- _DATA FOR REVIEW_
== Segment start ==

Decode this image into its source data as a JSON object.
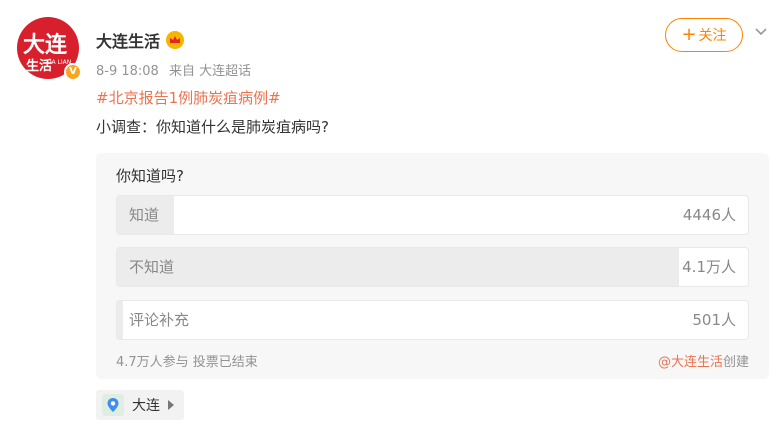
{
  "avatar": {
    "line1": "大连",
    "line2": "生活",
    "tiny": "DA LIAN",
    "badge": "V"
  },
  "account": {
    "name": "大连生活",
    "crown_icon": "crown-icon"
  },
  "post": {
    "time": "8-9 18:08",
    "source": "来自 大连超话",
    "hashtag": "#北京报告1例肺炭疽病例#",
    "text": "小调查：你知道什么是肺炭疽病吗?"
  },
  "follow": {
    "label": "关注",
    "plus": "+"
  },
  "poll": {
    "question": "你知道吗?",
    "options": [
      {
        "label": "知道",
        "count": "4446人",
        "fraction": 0.09
      },
      {
        "label": "不知道",
        "count": "4.1万人",
        "fraction": 0.89
      },
      {
        "label": "评论补充",
        "count": "501人",
        "fraction": 0.01
      }
    ],
    "summary": "4.7万人参与 投票已结束",
    "creator": "@大连生活",
    "created_suffix": "创建"
  },
  "location": {
    "name": "大连",
    "icon": "location-pin-icon"
  },
  "colors": {
    "accent": "#ff8200",
    "link": "#eb7350",
    "avatar_bg": "#d8202d"
  }
}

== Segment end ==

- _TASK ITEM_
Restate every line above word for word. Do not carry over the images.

- _REPLY TO THE EXERCISE_
Decode this image into its source data as a JSON object.
{
  "avatar": {
    "line1": "大连",
    "line2": "生活",
    "tiny": "DA LIAN",
    "badge": "V"
  },
  "account": {
    "name": "大连生活",
    "crown_icon": "crown-icon"
  },
  "post": {
    "time": "8-9 18:08",
    "source": "来自 大连超话",
    "hashtag": "#北京报告1例肺炭疽病例#",
    "text": "小调查：你知道什么是肺炭疽病吗?"
  },
  "follow": {
    "label": "关注",
    "plus": "+"
  },
  "poll": {
    "question": "你知道吗?",
    "options": [
      {
        "label": "知道",
        "count": "4446人",
        "fraction": 0.09
      },
      {
        "label": "不知道",
        "count": "4.1万人",
        "fraction": 0.89
      },
      {
        "label": "评论补充",
        "count": "501人",
        "fraction": 0.01
      }
    ],
    "summary": "4.7万人参与 投票已结束",
    "creator": "@大连生活",
    "created_suffix": "创建"
  },
  "location": {
    "name": "大连",
    "icon": "location-pin-icon"
  },
  "colors": {
    "accent": "#ff8200",
    "link": "#eb7350",
    "avatar_bg": "#d8202d"
  }
}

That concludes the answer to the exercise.